Gary: They are both challenging! With a reseller business model, the buyers at the national merchants and the buying groups have a lot of power. In markets where there is genuine competition for identical/very similar products (commodities), the trading agreement negotiations carry risks as well as opportunities. It is possible for a single meeting to have a large impact (positive/negative) on the business so professional key account management is very important. As for specification, you have much more control as generally speaking your sales team is engaged with the decision-makers and head office buyers don’t have anywhere near as much power. However, the sheer complexity of some project-led sales with multiple stakeholders requires a number of things to be successful. Firstly, front-line sales staff who are technically knowledgeable and have the drive and enthusiasm of a sales professional. Secondly, a clear understanding of where the product competes and wins versus other systems – this is vital in order to go after the right projects (see below for a detailed example). Thirdly, a CRM system that supports a specification sales process allowing team members to collaborate on major projects and management to have a clear view of the sales pipeline. Finally, a great team spirit with the will to compete and win. Fermacell is a demanding product to sell against established alternative systems and I always prioritised getting the very best sales personnel available.

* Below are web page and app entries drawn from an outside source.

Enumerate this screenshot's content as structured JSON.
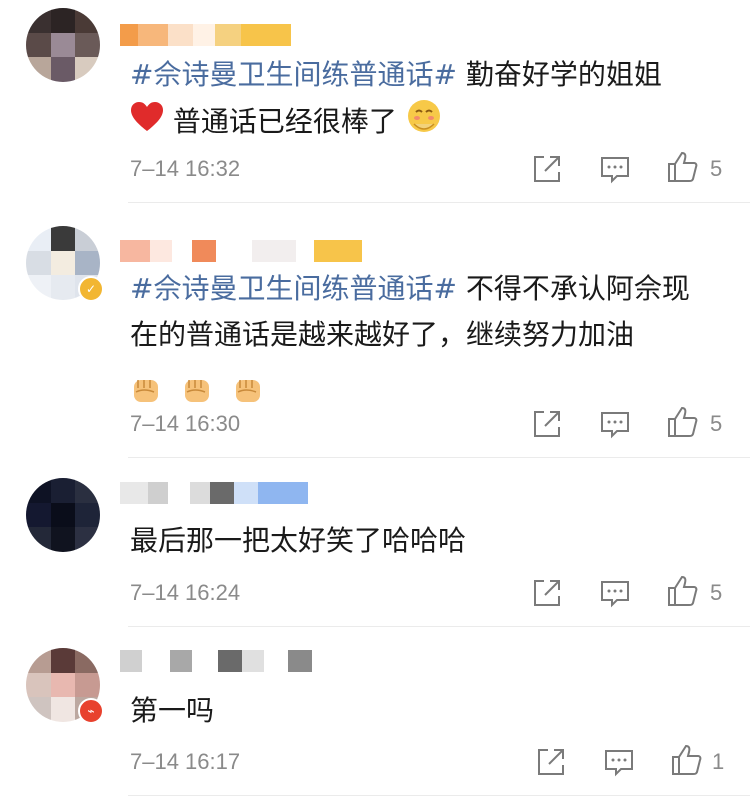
{
  "comments": [
    {
      "hashtag": "#佘诗曼卫生间练普通话#",
      "text_line1": " 勤奋好学的姐姐",
      "text_line2": " 普通话已经很棒了 ",
      "time": "7–14 16:32",
      "likes": "5"
    },
    {
      "hashtag": "#佘诗曼卫生间练普通话#",
      "text_line1": " 不得不承认阿佘现",
      "text_line2": "在的普通话是越来越好了，继续努力加油",
      "time": "7–14 16:30",
      "likes": "5"
    },
    {
      "text_line1": "最后那一把太好笑了哈哈哈",
      "time": "7–14 16:24",
      "likes": "5"
    },
    {
      "text_line1": "第一吗",
      "time": "7–14 16:17",
      "likes": "1"
    }
  ],
  "icons": {
    "share": "share-icon",
    "reply": "comment-icon",
    "like": "thumbs-up-icon",
    "heart": "red-heart-emoji",
    "blush": "blush-emoji",
    "fist": "fist-emoji"
  },
  "colors": {
    "hashtag": "#4a6c9f",
    "meta": "#8a8a8a",
    "verified": "#f2b632",
    "badge_red": "#e8412d"
  }
}
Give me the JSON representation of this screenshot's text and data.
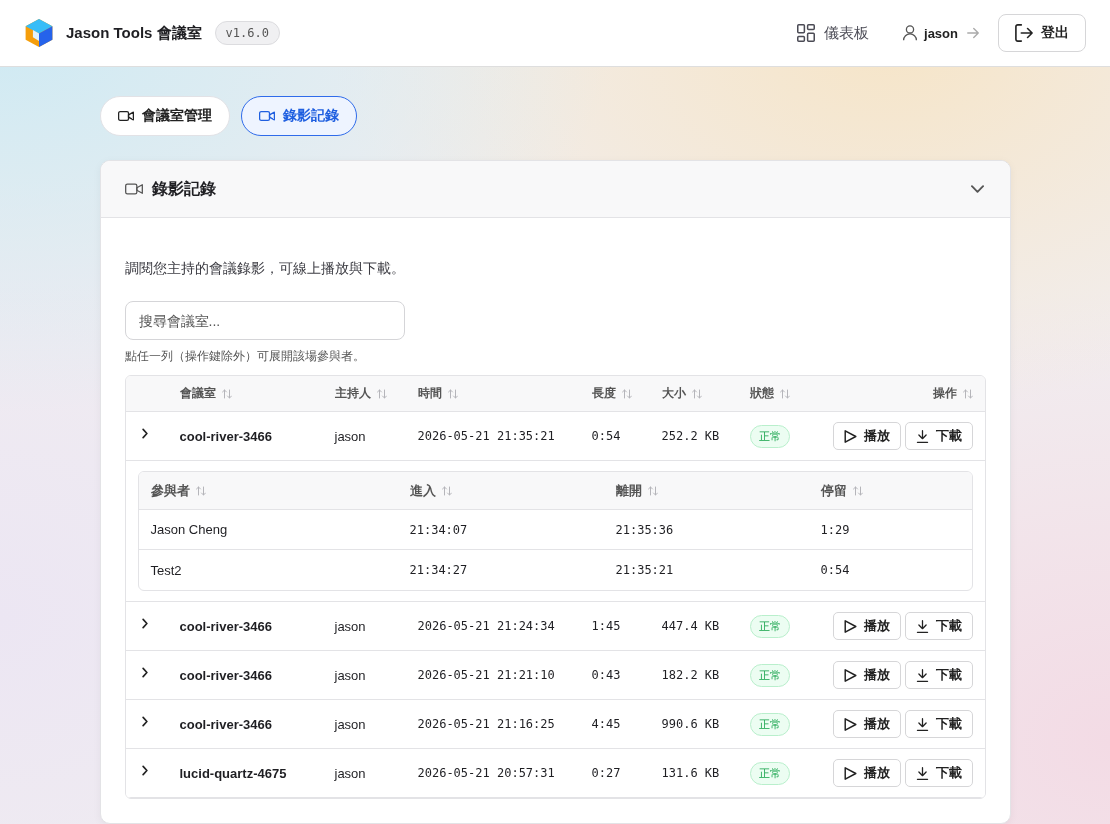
{
  "header": {
    "app_title": "Jason Tools 會議室",
    "version": "v1.6.0",
    "dashboard_link": "儀表板",
    "user_link": "jason",
    "logout_button": "登出"
  },
  "tabs": [
    {
      "label": "會議室管理",
      "selected": false
    },
    {
      "label": "錄影記錄",
      "selected": true
    }
  ],
  "panel": {
    "title": "錄影記錄",
    "expanded": true,
    "description": "調閱您主持的會議錄影，可線上播放與下載。",
    "search": {
      "placeholder": "搜尋會議室..."
    },
    "hint": "點任一列（操作鍵除外）可展開該場參與者。",
    "table": {
      "columns": [
        "會議室",
        "主持人",
        "時間",
        "長度",
        "大小",
        "狀態",
        "操作"
      ],
      "rows": [
        {
          "expanded": true,
          "room": "cool-river-3466",
          "host": "jason",
          "time": "2026-05-21 21:35:21",
          "duration": "0:54",
          "size": "252.2 KB",
          "status": "正常",
          "actions": [
            {
              "label": "播放",
              "kind": "play"
            },
            {
              "label": "下載",
              "kind": "download"
            }
          ],
          "participants": {
            "columns": [
              "參與者",
              "進入",
              "離開",
              "停留"
            ],
            "rows": [
              {
                "name": "Jason Cheng",
                "joined": "21:34:07",
                "left": "21:35:36",
                "stay": "1:29"
              },
              {
                "name": "Test2",
                "joined": "21:34:27",
                "left": "21:35:21",
                "stay": "0:54"
              }
            ]
          }
        },
        {
          "expanded": false,
          "room": "cool-river-3466",
          "host": "jason",
          "time": "2026-05-21 21:24:34",
          "duration": "1:45",
          "size": "447.4 KB",
          "status": "正常",
          "actions": [
            {
              "label": "播放",
              "kind": "play"
            },
            {
              "label": "下載",
              "kind": "download"
            }
          ]
        },
        {
          "expanded": false,
          "room": "cool-river-3466",
          "host": "jason",
          "time": "2026-05-21 21:21:10",
          "duration": "0:43",
          "size": "182.2 KB",
          "status": "正常",
          "actions": [
            {
              "label": "播放",
              "kind": "play"
            },
            {
              "label": "下載",
              "kind": "download"
            }
          ]
        },
        {
          "expanded": false,
          "room": "cool-river-3466",
          "host": "jason",
          "time": "2026-05-21 21:16:25",
          "duration": "4:45",
          "size": "990.6 KB",
          "status": "正常",
          "actions": [
            {
              "label": "播放",
              "kind": "play"
            },
            {
              "label": "下載",
              "kind": "download"
            }
          ]
        },
        {
          "expanded": false,
          "room": "lucid-quartz-4675",
          "host": "jason",
          "time": "2026-05-21 20:57:31",
          "duration": "0:27",
          "size": "131.6 KB",
          "status": "正常",
          "actions": [
            {
              "label": "播放",
              "kind": "play"
            },
            {
              "label": "下載",
              "kind": "download"
            }
          ]
        }
      ]
    }
  }
}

Mark: With all due respect to the market, Fermacell operates (at large) within a me-too market. Firms like British Gypsum, Siniat and Knauf are all vying largely for the same business, offering similar core products. With most of the corporate marketing messaging coming from HQ in Germany, how have you helped the business recognise their niche and USPs in the UK market?
Gary: For Fermacell, the strategy was to identify segments where the product not only offers performance benefits but commercial benefits too. This meant going way beyond general market segmentation into new build/RMI residential/commercial but right down into specific applications and performance requirements. For example, within the educational sector, there are clear acoustic requirements as set out in a document called BB93 and combined with the fire requirements of BB100 and the robustness details of BS5234 pt2, I put together a matrix of educational wall types and then benchmarked what Fermacell systems met those requirements versus competitive plasterboard solutions. What this analysis clearly showed was that because educational buildings require partitions with “severe” robustness performance, Fermacell can deliver this with a single layer solution versus double layers of plasterboard. In addition, when looking at the five levels of acoustic performance required, in all but the first (lowest) category double layers of plasterboard are required versus single layers with Fermacell. Thus for the majority of partitions in education, Fermacell offers 50% less material and almost 50% less labour, easily overcoming the price differential. Understanding the market in this level of detail is one of the key elements of the successful segmentation strategy I implemented at Fermacell.